━━━ DATA IN THIS EXERCISE
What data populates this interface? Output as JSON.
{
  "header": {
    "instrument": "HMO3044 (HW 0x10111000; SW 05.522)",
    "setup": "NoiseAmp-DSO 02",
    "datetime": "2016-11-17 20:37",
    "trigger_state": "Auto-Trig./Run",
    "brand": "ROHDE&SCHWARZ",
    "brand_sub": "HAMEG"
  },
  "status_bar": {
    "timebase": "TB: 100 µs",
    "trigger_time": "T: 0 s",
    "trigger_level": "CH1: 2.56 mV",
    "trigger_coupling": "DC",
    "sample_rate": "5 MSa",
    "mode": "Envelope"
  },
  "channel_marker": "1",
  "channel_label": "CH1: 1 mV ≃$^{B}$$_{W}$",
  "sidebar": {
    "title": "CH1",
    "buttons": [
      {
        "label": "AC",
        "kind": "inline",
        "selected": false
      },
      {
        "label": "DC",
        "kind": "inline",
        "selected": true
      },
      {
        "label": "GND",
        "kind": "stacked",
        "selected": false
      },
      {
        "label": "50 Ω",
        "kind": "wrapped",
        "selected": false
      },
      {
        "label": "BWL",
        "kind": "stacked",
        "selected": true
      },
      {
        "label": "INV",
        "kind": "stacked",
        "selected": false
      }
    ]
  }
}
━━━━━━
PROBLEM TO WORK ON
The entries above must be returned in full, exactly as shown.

TASK OUTPUT
What data populates this interface? Output as JSON.
{
  "header": {
    "instrument": "HMO3044 (HW 0x10111000; SW 05.522)",
    "setup": "NoiseAmp-DSO 02",
    "datetime": "2016-11-17 20:37",
    "trigger_state": "Auto-Trig./Run",
    "brand": "ROHDE&SCHWARZ",
    "brand_sub": "HAMEG"
  },
  "status_bar": {
    "timebase": "TB: 100 µs",
    "trigger_time": "T: 0 s",
    "trigger_level": "CH1: 2.56 mV",
    "trigger_coupling": "DC",
    "sample_rate": "5 MSa",
    "mode": "Envelope"
  },
  "channel_marker": "1",
  "channel_label": "CH1: 1 mV ≃$^{B}$$_{W}$",
  "sidebar": {
    "title": "CH1",
    "buttons": [
      {
        "label": "AC",
        "kind": "inline",
        "selected": false
      },
      {
        "label": "DC",
        "kind": "inline",
        "selected": true
      },
      {
        "label": "GND",
        "kind": "stacked",
        "selected": false
      },
      {
        "label": "50 Ω",
        "kind": "wrapped",
        "selected": false
      },
      {
        "label": "BWL",
        "kind": "stacked",
        "selected": true
      },
      {
        "label": "INV",
        "kind": "stacked",
        "selected": false
      }
    ]
  }
}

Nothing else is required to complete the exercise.